#### Exercise requirements
Copy out the listing beneath, missing nothing.
── Data excerpts ──
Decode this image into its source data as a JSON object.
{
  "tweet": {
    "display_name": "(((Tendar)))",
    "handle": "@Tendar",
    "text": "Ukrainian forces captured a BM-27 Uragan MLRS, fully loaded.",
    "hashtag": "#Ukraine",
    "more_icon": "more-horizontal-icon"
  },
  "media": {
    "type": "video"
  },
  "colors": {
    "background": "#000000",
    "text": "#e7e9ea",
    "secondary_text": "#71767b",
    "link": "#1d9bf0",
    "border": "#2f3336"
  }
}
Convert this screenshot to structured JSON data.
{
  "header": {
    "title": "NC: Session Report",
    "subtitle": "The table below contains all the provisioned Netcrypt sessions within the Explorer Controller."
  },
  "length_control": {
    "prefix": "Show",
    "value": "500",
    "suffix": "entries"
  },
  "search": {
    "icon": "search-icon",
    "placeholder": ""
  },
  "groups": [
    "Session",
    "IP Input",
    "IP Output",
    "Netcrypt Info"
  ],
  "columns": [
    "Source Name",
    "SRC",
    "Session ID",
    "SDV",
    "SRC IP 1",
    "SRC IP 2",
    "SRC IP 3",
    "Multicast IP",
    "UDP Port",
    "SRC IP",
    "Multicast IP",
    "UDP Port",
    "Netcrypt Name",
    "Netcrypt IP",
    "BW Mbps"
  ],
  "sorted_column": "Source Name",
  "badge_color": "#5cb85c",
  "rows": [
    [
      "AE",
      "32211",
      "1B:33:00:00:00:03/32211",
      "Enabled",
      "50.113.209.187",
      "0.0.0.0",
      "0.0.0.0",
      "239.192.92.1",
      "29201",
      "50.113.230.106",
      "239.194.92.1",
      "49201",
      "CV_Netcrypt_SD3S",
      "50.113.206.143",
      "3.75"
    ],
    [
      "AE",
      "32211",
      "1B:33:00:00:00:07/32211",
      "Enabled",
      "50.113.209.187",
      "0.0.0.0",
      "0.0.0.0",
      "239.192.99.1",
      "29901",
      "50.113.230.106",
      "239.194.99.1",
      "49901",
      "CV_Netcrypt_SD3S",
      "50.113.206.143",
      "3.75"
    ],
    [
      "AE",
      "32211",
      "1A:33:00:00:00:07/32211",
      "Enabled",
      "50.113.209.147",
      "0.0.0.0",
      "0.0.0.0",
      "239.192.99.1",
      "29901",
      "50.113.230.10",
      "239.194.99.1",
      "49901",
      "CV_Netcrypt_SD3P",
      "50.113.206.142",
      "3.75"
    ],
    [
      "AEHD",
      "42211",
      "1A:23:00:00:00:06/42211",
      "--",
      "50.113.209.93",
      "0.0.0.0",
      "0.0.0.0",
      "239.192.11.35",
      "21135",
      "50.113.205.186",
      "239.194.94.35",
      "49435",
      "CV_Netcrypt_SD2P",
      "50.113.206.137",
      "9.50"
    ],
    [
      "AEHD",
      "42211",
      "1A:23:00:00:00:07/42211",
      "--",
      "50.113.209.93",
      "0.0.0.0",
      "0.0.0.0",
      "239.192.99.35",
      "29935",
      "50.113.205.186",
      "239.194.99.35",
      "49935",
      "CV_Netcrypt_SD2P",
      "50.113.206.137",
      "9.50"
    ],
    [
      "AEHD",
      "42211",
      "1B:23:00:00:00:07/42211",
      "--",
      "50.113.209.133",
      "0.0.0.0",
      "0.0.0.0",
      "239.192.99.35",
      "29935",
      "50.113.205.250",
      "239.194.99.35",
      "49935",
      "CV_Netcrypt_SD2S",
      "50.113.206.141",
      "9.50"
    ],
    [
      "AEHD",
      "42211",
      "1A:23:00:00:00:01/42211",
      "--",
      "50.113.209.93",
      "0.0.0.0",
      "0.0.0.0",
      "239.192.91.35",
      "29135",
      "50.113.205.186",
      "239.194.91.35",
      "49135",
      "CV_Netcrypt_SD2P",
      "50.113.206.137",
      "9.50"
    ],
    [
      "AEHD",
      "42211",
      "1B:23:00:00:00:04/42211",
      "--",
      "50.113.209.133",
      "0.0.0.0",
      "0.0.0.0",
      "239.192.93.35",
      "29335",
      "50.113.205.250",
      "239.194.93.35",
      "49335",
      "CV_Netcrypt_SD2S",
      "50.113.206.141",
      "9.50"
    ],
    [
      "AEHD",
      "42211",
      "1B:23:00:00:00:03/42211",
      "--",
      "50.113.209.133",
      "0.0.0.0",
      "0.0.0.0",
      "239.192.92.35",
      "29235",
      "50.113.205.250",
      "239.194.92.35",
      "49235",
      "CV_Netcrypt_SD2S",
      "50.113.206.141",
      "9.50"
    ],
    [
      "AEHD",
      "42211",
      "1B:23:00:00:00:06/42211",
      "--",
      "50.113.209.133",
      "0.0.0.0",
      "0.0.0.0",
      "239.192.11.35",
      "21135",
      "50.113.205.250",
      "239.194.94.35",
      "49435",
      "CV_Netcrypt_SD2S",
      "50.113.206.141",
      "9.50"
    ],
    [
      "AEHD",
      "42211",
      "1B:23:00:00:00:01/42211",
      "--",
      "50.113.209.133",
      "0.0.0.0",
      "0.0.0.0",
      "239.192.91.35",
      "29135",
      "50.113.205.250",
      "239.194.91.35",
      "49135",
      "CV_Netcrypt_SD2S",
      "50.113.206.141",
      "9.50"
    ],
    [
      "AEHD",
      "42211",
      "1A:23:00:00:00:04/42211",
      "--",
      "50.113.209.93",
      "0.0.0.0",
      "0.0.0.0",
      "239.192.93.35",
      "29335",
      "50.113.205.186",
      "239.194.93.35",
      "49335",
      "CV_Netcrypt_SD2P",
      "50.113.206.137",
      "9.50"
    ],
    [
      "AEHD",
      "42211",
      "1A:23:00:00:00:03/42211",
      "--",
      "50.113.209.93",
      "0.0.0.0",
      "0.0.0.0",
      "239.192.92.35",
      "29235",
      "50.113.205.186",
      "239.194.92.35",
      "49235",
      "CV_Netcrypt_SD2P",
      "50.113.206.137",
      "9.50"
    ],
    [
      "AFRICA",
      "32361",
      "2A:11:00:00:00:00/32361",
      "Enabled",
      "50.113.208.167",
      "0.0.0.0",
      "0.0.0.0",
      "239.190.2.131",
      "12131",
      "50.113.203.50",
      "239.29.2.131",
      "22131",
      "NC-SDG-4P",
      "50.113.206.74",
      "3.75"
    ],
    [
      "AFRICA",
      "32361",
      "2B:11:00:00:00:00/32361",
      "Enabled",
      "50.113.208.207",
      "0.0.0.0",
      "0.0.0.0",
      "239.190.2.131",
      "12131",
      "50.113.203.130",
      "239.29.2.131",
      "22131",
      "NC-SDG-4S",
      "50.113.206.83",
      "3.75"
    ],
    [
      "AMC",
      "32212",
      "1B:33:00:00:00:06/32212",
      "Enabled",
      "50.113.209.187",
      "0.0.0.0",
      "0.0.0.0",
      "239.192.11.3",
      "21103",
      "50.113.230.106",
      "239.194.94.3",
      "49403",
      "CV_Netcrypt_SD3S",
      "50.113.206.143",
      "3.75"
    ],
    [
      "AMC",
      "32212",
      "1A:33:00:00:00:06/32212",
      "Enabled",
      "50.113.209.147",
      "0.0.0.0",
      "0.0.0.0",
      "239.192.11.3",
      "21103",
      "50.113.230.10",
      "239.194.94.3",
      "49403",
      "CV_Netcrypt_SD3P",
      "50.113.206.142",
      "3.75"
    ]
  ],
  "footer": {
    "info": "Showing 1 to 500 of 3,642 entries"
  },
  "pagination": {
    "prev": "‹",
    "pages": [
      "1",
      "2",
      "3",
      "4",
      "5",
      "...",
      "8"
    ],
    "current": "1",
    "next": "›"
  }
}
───
#### The answer
Decode this image into its source data as a JSON object.
{
  "tweet": {
    "display_name": "(((Tendar)))",
    "handle": "@Tendar",
    "text": "Ukrainian forces captured a BM-27 Uragan MLRS, fully loaded.",
    "hashtag": "#Ukraine",
    "more_icon": "more-horizontal-icon"
  },
  "media": {
    "type": "video"
  },
  "colors": {
    "background": "#000000",
    "text": "#e7e9ea",
    "secondary_text": "#71767b",
    "link": "#1d9bf0",
    "border": "#2f3336"
  }
}
Convert this screenshot to structured JSON data.
{
  "header": {
    "title": "NC: Session Report",
    "subtitle": "The table below contains all the provisioned Netcrypt sessions within the Explorer Controller."
  },
  "length_control": {
    "prefix": "Show",
    "value": "500",
    "suffix": "entries"
  },
  "search": {
    "icon": "search-icon",
    "placeholder": ""
  },
  "groups": [
    "Session",
    "IP Input",
    "IP Output",
    "Netcrypt Info"
  ],
  "columns": [
    "Source Name",
    "SRC",
    "Session ID",
    "SDV",
    "SRC IP 1",
    "SRC IP 2",
    "SRC IP 3",
    "Multicast IP",
    "UDP Port",
    "SRC IP",
    "Multicast IP",
    "UDP Port",
    "Netcrypt Name",
    "Netcrypt IP",
    "BW Mbps"
  ],
  "sorted_column": "Source Name",
  "badge_color": "#5cb85c",
  "rows": [
    [
      "AE",
      "32211",
      "1B:33:00:00:00:03/32211",
      "Enabled",
      "50.113.209.187",
      "0.0.0.0",
      "0.0.0.0",
      "239.192.92.1",
      "29201",
      "50.113.230.106",
      "239.194.92.1",
      "49201",
      "CV_Netcrypt_SD3S",
      "50.113.206.143",
      "3.75"
    ],
    [
      "AE",
      "32211",
      "1B:33:00:00:00:07/32211",
      "Enabled",
      "50.113.209.187",
      "0.0.0.0",
      "0.0.0.0",
      "239.192.99.1",
      "29901",
      "50.113.230.106",
      "239.194.99.1",
      "49901",
      "CV_Netcrypt_SD3S",
      "50.113.206.143",
      "3.75"
    ],
    [
      "AE",
      "32211",
      "1A:33:00:00:00:07/32211",
      "Enabled",
      "50.113.209.147",
      "0.0.0.0",
      "0.0.0.0",
      "239.192.99.1",
      "29901",
      "50.113.230.10",
      "239.194.99.1",
      "49901",
      "CV_Netcrypt_SD3P",
      "50.113.206.142",
      "3.75"
    ],
    [
      "AEHD",
      "42211",
      "1A:23:00:00:00:06/42211",
      "--",
      "50.113.209.93",
      "0.0.0.0",
      "0.0.0.0",
      "239.192.11.35",
      "21135",
      "50.113.205.186",
      "239.194.94.35",
      "49435",
      "CV_Netcrypt_SD2P",
      "50.113.206.137",
      "9.50"
    ],
    [
      "AEHD",
      "42211",
      "1A:23:00:00:00:07/42211",
      "--",
      "50.113.209.93",
      "0.0.0.0",
      "0.0.0.0",
      "239.192.99.35",
      "29935",
      "50.113.205.186",
      "239.194.99.35",
      "49935",
      "CV_Netcrypt_SD2P",
      "50.113.206.137",
      "9.50"
    ],
    [
      "AEHD",
      "42211",
      "1B:23:00:00:00:07/42211",
      "--",
      "50.113.209.133",
      "0.0.0.0",
      "0.0.0.0",
      "239.192.99.35",
      "29935",
      "50.113.205.250",
      "239.194.99.35",
      "49935",
      "CV_Netcrypt_SD2S",
      "50.113.206.141",
      "9.50"
    ],
    [
      "AEHD",
      "42211",
      "1A:23:00:00:00:01/42211",
      "--",
      "50.113.209.93",
      "0.0.0.0",
      "0.0.0.0",
      "239.192.91.35",
      "29135",
      "50.113.205.186",
      "239.194.91.35",
      "49135",
      "CV_Netcrypt_SD2P",
      "50.113.206.137",
      "9.50"
    ],
    [
      "AEHD",
      "42211",
      "1B:23:00:00:00:04/42211",
      "--",
      "50.113.209.133",
      "0.0.0.0",
      "0.0.0.0",
      "239.192.93.35",
      "29335",
      "50.113.205.250",
      "239.194.93.35",
      "49335",
      "CV_Netcrypt_SD2S",
      "50.113.206.141",
      "9.50"
    ],
    [
      "AEHD",
      "42211",
      "1B:23:00:00:00:03/42211",
      "--",
      "50.113.209.133",
      "0.0.0.0",
      "0.0.0.0",
      "239.192.92.35",
      "29235",
      "50.113.205.250",
      "239.194.92.35",
      "49235",
      "CV_Netcrypt_SD2S",
      "50.113.206.141",
      "9.50"
    ],
    [
      "AEHD",
      "42211",
      "1B:23:00:00:00:06/42211",
      "--",
      "50.113.209.133",
      "0.0.0.0",
      "0.0.0.0",
      "239.192.11.35",
      "21135",
      "50.113.205.250",
      "239.194.94.35",
      "49435",
      "CV_Netcrypt_SD2S",
      "50.113.206.141",
      "9.50"
    ],
    [
      "AEHD",
      "42211",
      "1B:23:00:00:00:01/42211",
      "--",
      "50.113.209.133",
      "0.0.0.0",
      "0.0.0.0",
      "239.192.91.35",
      "29135",
      "50.113.205.250",
      "239.194.91.35",
      "49135",
      "CV_Netcrypt_SD2S",
      "50.113.206.141",
      "9.50"
    ],
    [
      "AEHD",
      "42211",
      "1A:23:00:00:00:04/42211",
      "--",
      "50.113.209.93",
      "0.0.0.0",
      "0.0.0.0",
      "239.192.93.35",
      "29335",
      "50.113.205.186",
      "239.194.93.35",
      "49335",
      "CV_Netcrypt_SD2P",
      "50.113.206.137",
      "9.50"
    ],
    [
      "AEHD",
      "42211",
      "1A:23:00:00:00:03/42211",
      "--",
      "50.113.209.93",
      "0.0.0.0",
      "0.0.0.0",
      "239.192.92.35",
      "29235",
      "50.113.205.186",
      "239.194.92.35",
      "49235",
      "CV_Netcrypt_SD2P",
      "50.113.206.137",
      "9.50"
    ],
    [
      "AFRICA",
      "32361",
      "2A:11:00:00:00:00/32361",
      "Enabled",
      "50.113.208.167",
      "0.0.0.0",
      "0.0.0.0",
      "239.190.2.131",
      "12131",
      "50.113.203.50",
      "239.29.2.131",
      "22131",
      "NC-SDG-4P",
      "50.113.206.74",
      "3.75"
    ],
    [
      "AFRICA",
      "32361",
      "2B:11:00:00:00:00/32361",
      "Enabled",
      "50.113.208.207",
      "0.0.0.0",
      "0.0.0.0",
      "239.190.2.131",
      "12131",
      "50.113.203.130",
      "239.29.2.131",
      "22131",
      "NC-SDG-4S",
      "50.113.206.83",
      "3.75"
    ],
    [
      "AMC",
      "32212",
      "1B:33:00:00:00:06/32212",
      "Enabled",
      "50.113.209.187",
      "0.0.0.0",
      "0.0.0.0",
      "239.192.11.3",
      "21103",
      "50.113.230.106",
      "239.194.94.3",
      "49403",
      "CV_Netcrypt_SD3S",
      "50.113.206.143",
      "3.75"
    ],
    [
      "AMC",
      "32212",
      "1A:33:00:00:00:06/32212",
      "Enabled",
      "50.113.209.147",
      "0.0.0.0",
      "0.0.0.0",
      "239.192.11.3",
      "21103",
      "50.113.230.10",
      "239.194.94.3",
      "49403",
      "CV_Netcrypt_SD3P",
      "50.113.206.142",
      "3.75"
    ]
  ],
  "footer": {
    "info": "Showing 1 to 500 of 3,642 entries"
  },
  "pagination": {
    "prev": "‹",
    "pages": [
      "1",
      "2",
      "3",
      "4",
      "5",
      "...",
      "8"
    ],
    "current": "1",
    "next": "›"
  }
}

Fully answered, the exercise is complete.